I always seem to breathe more deeply when I'm under the deep green canopy of the Olympic National Forest. The Western Red Cedars, Douglas Firs, Western Hemlocks, and and Sitka Spruces make up The ONF, giving it the title of highest density of giant trees in the world.
As the snow falls and the complimentary winds pick up, it's as if the Sitka and the cedars hug you in, shielding you from any storm that may pass through.
Did I paint a lovely enough picture to make you want to join me on a hike there?
I checked the WA Trails Association as usual, and the Olympics were looking surprisingly hike-able for a January day! Off we headed toward Mount Townsend, a route that's usually a snowshoe at this point, but it seemed the last trip report spoke of a clear summit. En route confirmed this as the drive towards the mountain showed 90% green with little spurts of white.
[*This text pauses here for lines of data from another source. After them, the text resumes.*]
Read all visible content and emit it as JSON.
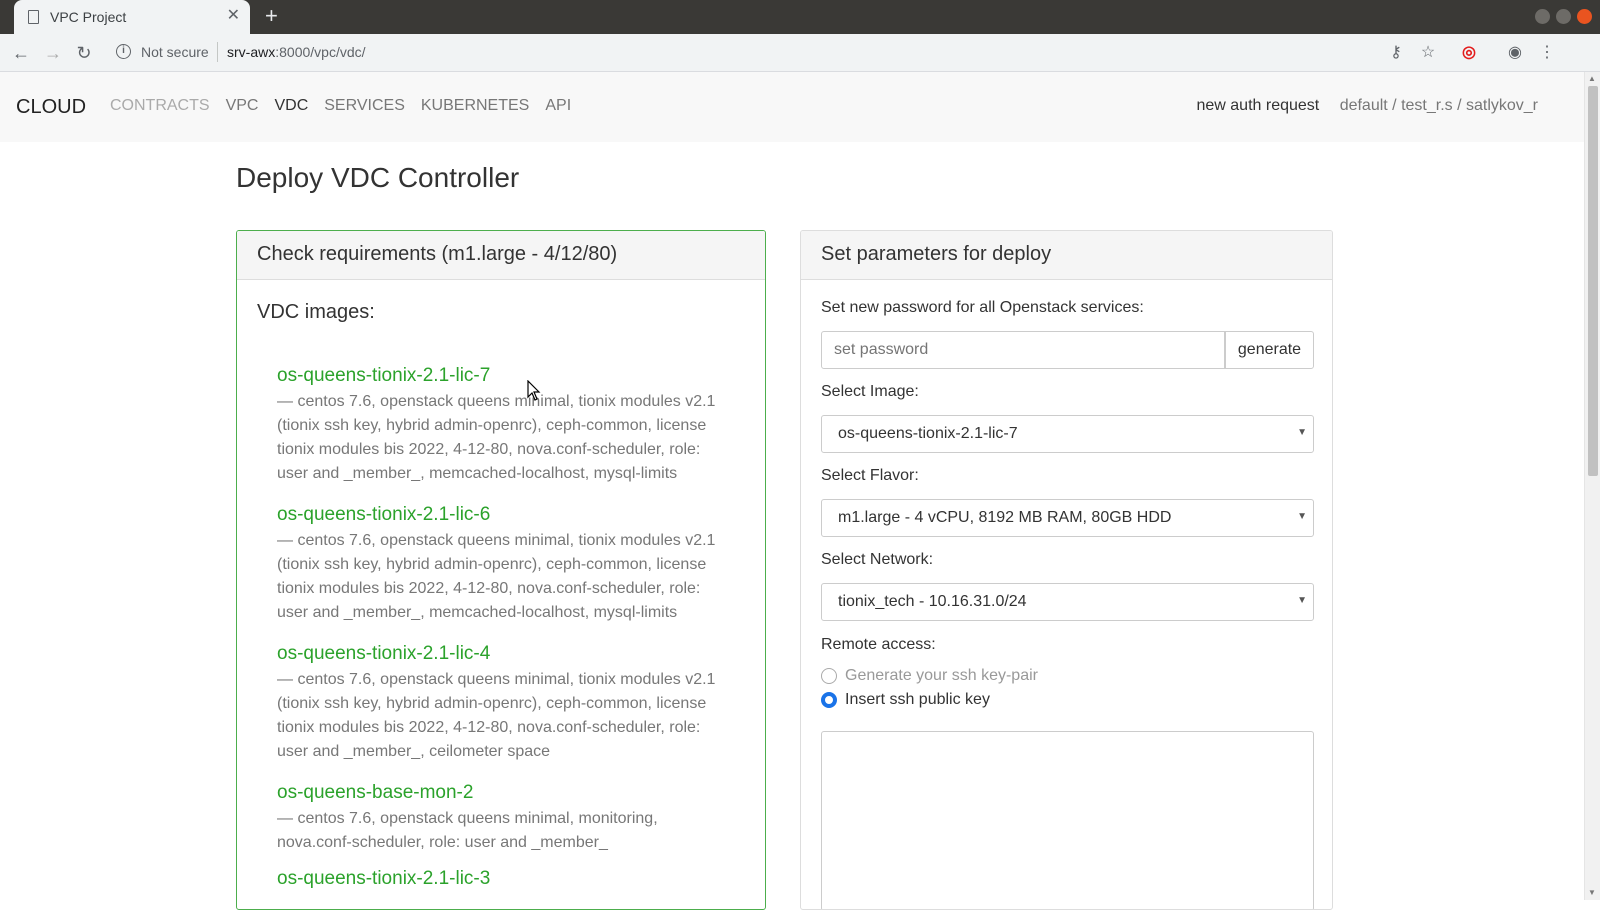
{
  "browser": {
    "tab_title": "VPC Project",
    "tab_close": "✕",
    "new_tab": "+",
    "not_secure": "Not secure",
    "url_host": "srv-awx",
    "url_rest": ":8000/vpc/vdc/"
  },
  "navbar": {
    "brand": "CLOUD",
    "links": [
      "CONTRACTS",
      "VPC",
      "VDC",
      "SERVICES",
      "KUBERNETES",
      "API"
    ],
    "auth_link": "new auth request",
    "context": "default / test_r.s / satlykov_r"
  },
  "page": {
    "title": "Deploy VDC Controller"
  },
  "requirements": {
    "heading": "Check requirements (m1.large - 4/12/80)",
    "images_title": "VDC images:",
    "images": [
      {
        "name": "os-queens-tionix-2.1-lic-7",
        "desc": "— centos 7.6, openstack queens minimal, tionix modules v2.1 (tionix ssh key, hybrid admin-openrc), ceph-common, license tionix modules bis 2022, 4-12-80, nova.conf-scheduler, role: user and _member_, memcached-localhost, mysql-limits"
      },
      {
        "name": "os-queens-tionix-2.1-lic-6",
        "desc": "— centos 7.6, openstack queens minimal, tionix modules v2.1 (tionix ssh key, hybrid admin-openrc), ceph-common, license tionix modules bis 2022, 4-12-80, nova.conf-scheduler, role: user and _member_, memcached-localhost, mysql-limits"
      },
      {
        "name": "os-queens-tionix-2.1-lic-4",
        "desc": "— centos 7.6, openstack queens minimal, tionix modules v2.1 (tionix ssh key, hybrid admin-openrc), ceph-common, license tionix modules bis 2022, 4-12-80, nova.conf-scheduler, role: user and _member_, ceilometer space"
      },
      {
        "name": "os-queens-base-mon-2",
        "desc": "— centos 7.6, openstack queens minimal, monitoring, nova.conf-scheduler, role: user and _member_"
      },
      {
        "name": "os-queens-tionix-2.1-lic-3",
        "desc": ""
      }
    ]
  },
  "deploy": {
    "heading": "Set parameters for deploy",
    "password_label": "Set new password for all Openstack services:",
    "password_placeholder": "set password",
    "generate_label": "generate",
    "image_label": "Select Image:",
    "image_value": "os-queens-tionix-2.1-lic-7",
    "flavor_label": "Select Flavor:",
    "flavor_value": "m1.large - 4 vCPU, 8192 MB RAM, 80GB HDD",
    "network_label": "Select Network:",
    "network_value": "tionix_tech - 10.16.31.0/24",
    "remote_label": "Remote access:",
    "radio_generate": "Generate your ssh key-pair",
    "radio_insert": "Insert ssh public key"
  },
  "colors": {
    "accent_green": "#2ba22b",
    "panel_border_green": "#4cae4c",
    "radio_blue": "#1a73e8"
  }
}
Gaining elevation on the thin, sinuous forest road towards the trailhead meant a mix of snow and bare pavement, but still a smooth albeit slow commute.
One mile before the trailhead parking lot was when things changed.
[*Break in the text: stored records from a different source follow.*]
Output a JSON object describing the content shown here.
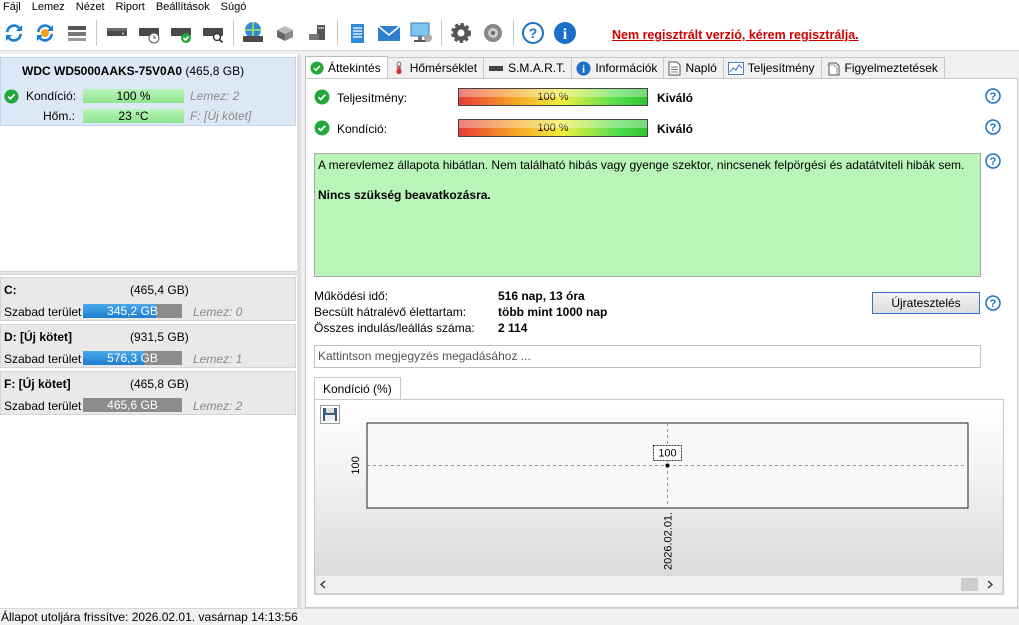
{
  "menu": [
    "Fájl",
    "Lemez",
    "Nézet",
    "Riport",
    "Beállítások",
    "Súgó"
  ],
  "toolbar": {
    "icons": [
      "refresh-icon",
      "refresh-all-icon",
      "drive-list-icon",
      "drive-icon",
      "drive-schedule-icon",
      "drive-check-icon",
      "drive-search-icon",
      "network-drive-icon",
      "server-drive-icon",
      "remote-drive-icon",
      "notes-icon",
      "email-icon",
      "network-icon",
      "settings-icon",
      "sound-icon",
      "help-icon",
      "info-icon"
    ],
    "register_link": "Nem regisztrált verzió, kérem regisztrálja."
  },
  "disk": {
    "model": "WDC WD5000AAKS-75V0A0",
    "size": "(465,8 GB)",
    "health_label": "Kondíció:",
    "health_value": "100 %",
    "health_disk": "Lemez: 2",
    "temp_label": "Hőm.:",
    "temp_value": "23 °C",
    "temp_volume": "F: [Új kötet]"
  },
  "volumes": [
    {
      "name": "C:",
      "size": "(465,4 GB)",
      "free_label": "Szabad terület",
      "free": "345,2 GB",
      "free_fraction": 0.74,
      "disk": "Lemez: 0"
    },
    {
      "name": "D: [Új kötet]",
      "size": "(931,5 GB)",
      "free_label": "Szabad terület",
      "free": "576,3 GB",
      "free_fraction": 0.62,
      "disk": "Lemez: 1"
    },
    {
      "name": "F: [Új kötet]",
      "size": "(465,8 GB)",
      "free_label": "Szabad terület",
      "free": "465,6 GB",
      "free_fraction": 1.0,
      "disk": "Lemez: 2"
    }
  ],
  "tabs": [
    {
      "label": "Áttekintés",
      "icon": "check-circle-icon"
    },
    {
      "label": "Hőmérséklet",
      "icon": "thermometer-icon"
    },
    {
      "label": "S.M.A.R.T.",
      "icon": "drive-icon"
    },
    {
      "label": "Információk",
      "icon": "info-icon"
    },
    {
      "label": "Napló",
      "icon": "log-icon"
    },
    {
      "label": "Teljesítmény",
      "icon": "performance-chart-icon"
    },
    {
      "label": "Figyelmeztetések",
      "icon": "alerts-icon"
    }
  ],
  "overview": {
    "performance_label": "Teljesítmény:",
    "performance_value": "100 %",
    "performance_rating": "Kiváló",
    "health_label": "Kondíció:",
    "health_value": "100 %",
    "health_rating": "Kiváló",
    "message": "A merevlemez állapota hibátlan. Nem található hibás vagy gyenge szektor, nincsenek felpörgési és adatátviteli hibák sem.",
    "message_action": "Nincs szükség beavatkozásra.",
    "power_on_label": "Működési idő:",
    "power_on_value": "516 nap, 13 óra",
    "lifetime_label": "Becsült hátralévő élettartam:",
    "lifetime_value": "több mint 1000 nap",
    "start_stop_label": "Összes indulás/leállás száma:",
    "start_stop_value": "2 114",
    "retest_button": "Újratesztelés",
    "note_placeholder": "Kattintson megjegyzés megadásához ...",
    "chart_tab": "Kondíció  (%)"
  },
  "chart_data": {
    "type": "line",
    "x": [
      "2026.02.01."
    ],
    "series": [
      {
        "values": [
          100
        ]
      }
    ],
    "ylim": [
      100,
      100
    ],
    "y_tick_labels": [
      "100"
    ],
    "x_tick_labels": [
      "2026.02.01."
    ],
    "point_labels": [
      "100"
    ],
    "grid": true
  },
  "status_bar": "Állapot utoljára frissítve: 2026.02.01. vasárnap 14:13:56"
}
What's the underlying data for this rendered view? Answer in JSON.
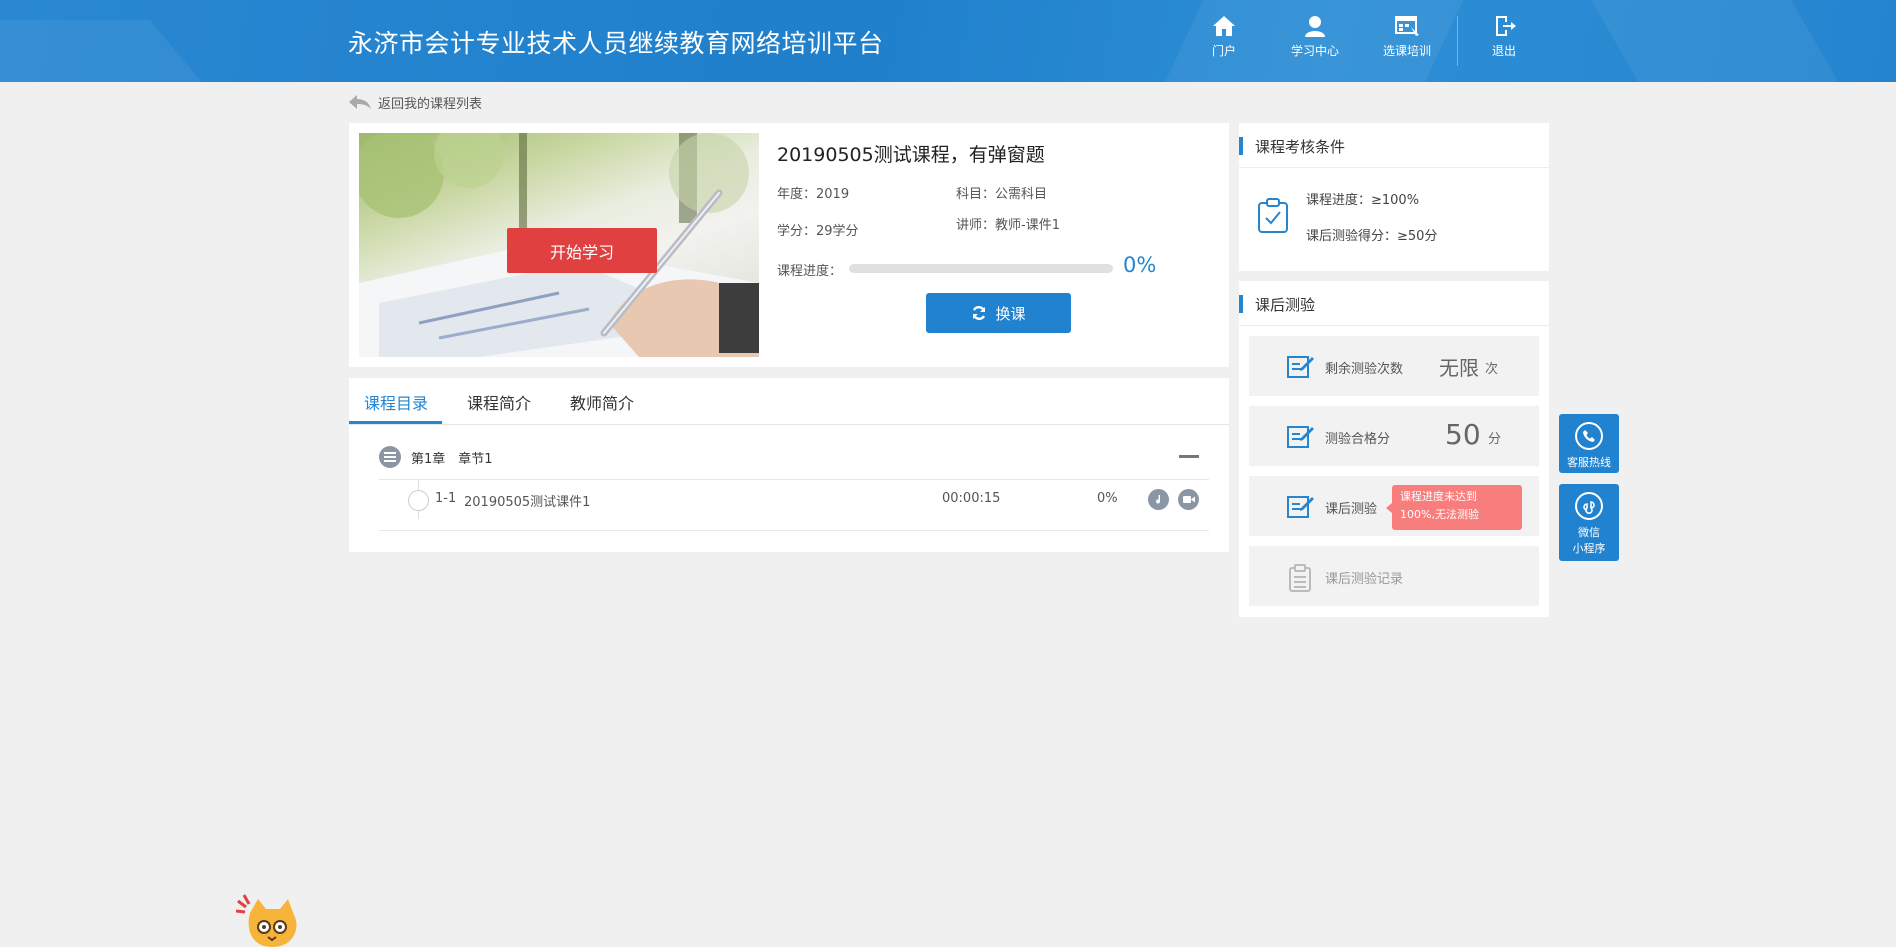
{
  "header": {
    "site_title": "永济市会计专业技术人员继续教育网络培训平台",
    "nav": [
      {
        "label": "门户",
        "icon": "home-icon"
      },
      {
        "label": "学习中心",
        "icon": "user-icon"
      },
      {
        "label": "选课培训",
        "icon": "course-select-icon"
      },
      {
        "label": "退出",
        "icon": "logout-icon"
      }
    ]
  },
  "back_link": "返回我的课程列表",
  "course": {
    "title": "20190505测试课程，有弹窗题",
    "year": "年度：2019",
    "subject": "科目：公需科目",
    "credit": "学分：29学分",
    "lecturer": "讲师：教师-课件1",
    "progress_label": "课程进度：",
    "progress_value": 0,
    "progress_text": "0%",
    "start_label": "开始学习",
    "switch_label": "换课"
  },
  "tabs": [
    {
      "label": "课程目录",
      "active": true
    },
    {
      "label": "课程简介",
      "active": false
    },
    {
      "label": "教师简介",
      "active": false
    }
  ],
  "catalog": {
    "chapter": "第1章　章节1",
    "lessons": [
      {
        "no": "1-1",
        "title": "20190505测试课件1",
        "duration": "00:00:15",
        "progress": "0%"
      }
    ]
  },
  "assessment": {
    "title": "课程考核条件",
    "progress_req": "课程进度：≥100%",
    "score_req": "课后测验得分：≥50分"
  },
  "quiz": {
    "title": "课后测验",
    "remaining_label": "剩余测验次数",
    "remaining_value": "无限",
    "remaining_unit": "次",
    "pass_label": "测验合格分",
    "pass_value": "50",
    "pass_unit": "分",
    "quiz_label": "课后测验",
    "quiz_tip_line1": "课程进度未达到",
    "quiz_tip_line2": "100%,无法测验",
    "record_label": "课后测验记录"
  },
  "float": {
    "hotline": "客服热线",
    "wechat_line1": "微信",
    "wechat_line2": "小程序"
  },
  "colors": {
    "primary": "#2585cf",
    "danger": "#e04040",
    "tip": "#f87d7d",
    "background": "#f0f0f0"
  }
}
The entire road was covered in white compact snow and ice; but at this point I had to keep going forward or BACK down, as the forest road is 1.5 cars wide with a steep drop off on one side. There's no maneuvering a turn around on this section of the drive.
A final turn and slip of the wheel did me in.
Off the side and into a ditch went my right front wheel.
All kinds of stuck.
The snow under the car was high and compact enough to have both tires lifted off the ground and spinning.
Cue: Snowfall. Lots of snowfall.
Because why wouldn't that start on a super clear, sunny day when I'm stuck on a sketchy trail?
I let Fin out and went to grab my chains and shovel, when I realized I didn't have them.
I had recently returned home and emptied the ENTIRE car with the intent to deep clean it.
No gravel, no shovel, no chains.
WHAT A FOOL I WAS!
Just Fin's blankets and my day pack. The only saving grace was that this included my snowshoes and gloves.
Using my snowshoe to pull the snow out from underneath the car, throwing sticks down for makeshift traction, checking my no-signal phone in hopes of some signal, and spinning rubber. Over and over and over again. I couldn't help snapping at Fini a few times as she was prancing around, digging, play-bowing and huffing that I wasn't tending to her play needs.
Then I realized I should be doing exactly what she's doing.
I began to dig. Pulling up any lose dirt I could to place around the tires seemed to be helping, but it still wasn't good enough.
One more play-bow by Fin and I remembered my Lululemon yoga mat in the car. RIP mat, as I grabbed my pocket knife and tore it in half to place under the front, stuck tires.
That little extra traction did the trick!
12 attempts, 3 hours, a short-lived snow storm, and mud-covered us later, we were free!
A painfully tricky turn around and down the, now snow-covered, forest road we went back to more solid ground.
I opted to end this adventure with a sea-level hike down the road.
Mount Townsend can wait until Summer.
Moral of the story: ALWAYS take the time to check your preparedness.
And if nothing else, always carry a yoga mat.